• [WHAT YOU SHOULD DO] In the records that follow, locate every line with "Following" and extract it.

• [DATASET RECORDS]

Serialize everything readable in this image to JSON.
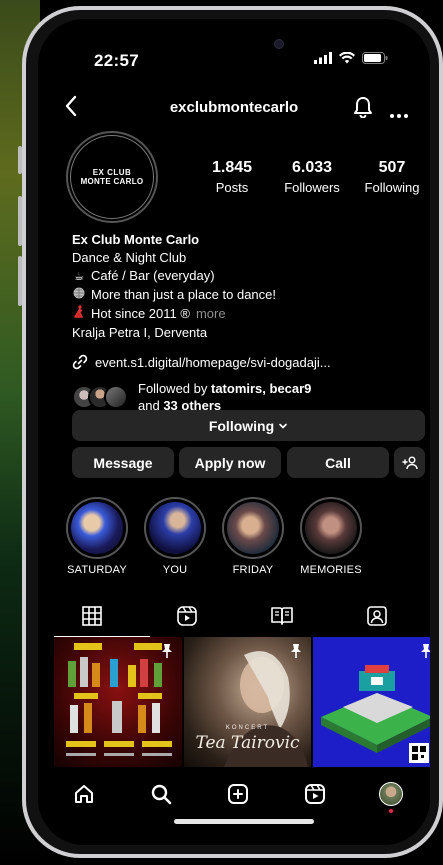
{
  "status_bar": {
    "time": "22:57"
  },
  "header": {
    "username": "exclubmontecarlo"
  },
  "profile": {
    "avatar_logo_line1": "EX CLUB",
    "avatar_logo_line2": "MONTE CARLO",
    "stats": [
      {
        "value": "1.845",
        "label": "Posts"
      },
      {
        "value": "6.033",
        "label": "Followers"
      },
      {
        "value": "507",
        "label": "Following"
      }
    ],
    "bio": {
      "name": "Ex Club Monte Carlo",
      "category": "Dance & Night Club",
      "lines": [
        {
          "icon": "coffee-cup-icon",
          "glyph": "☕",
          "text": "Café / Bar (everyday)"
        },
        {
          "icon": "disco-ball-icon",
          "glyph": "●",
          "text": "More than just a place to dance!"
        },
        {
          "icon": "dancer-icon",
          "glyph": "💃",
          "text": "Hot since 2011 ®"
        }
      ],
      "more_label": "more",
      "address": "Kralja Petra I, Derventa"
    },
    "link": "event.s1.digital/homepage/svi-dogadaji...",
    "followed_by": {
      "prefix": "Followed by ",
      "names": "tatomirs, becar9",
      "and_label": "and ",
      "others": "33 others"
    }
  },
  "buttons": {
    "following": "Following",
    "message": "Message",
    "apply_now": "Apply now",
    "call": "Call"
  },
  "highlights": [
    {
      "label": "SATURDAY"
    },
    {
      "label": "YOU"
    },
    {
      "label": "FRIDAY"
    },
    {
      "label": "MEMORIES"
    }
  ],
  "colors": {
    "background": "#000000",
    "button_bg": "#262626",
    "muted_text": "#8e8e8e",
    "notification_dot": "#e2264d"
  },
  "posts": [
    {
      "name": "drinks-menu-post",
      "pinned": true
    },
    {
      "name": "koncert-tea-tairovic-post",
      "pinned": true,
      "caption_top": "KONCERT",
      "caption_name": "Tea Tairovic"
    },
    {
      "name": "club-floorplan-post",
      "pinned": true
    }
  ]
}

• [RESULT]
        "label": "Following"
    "following": "Following",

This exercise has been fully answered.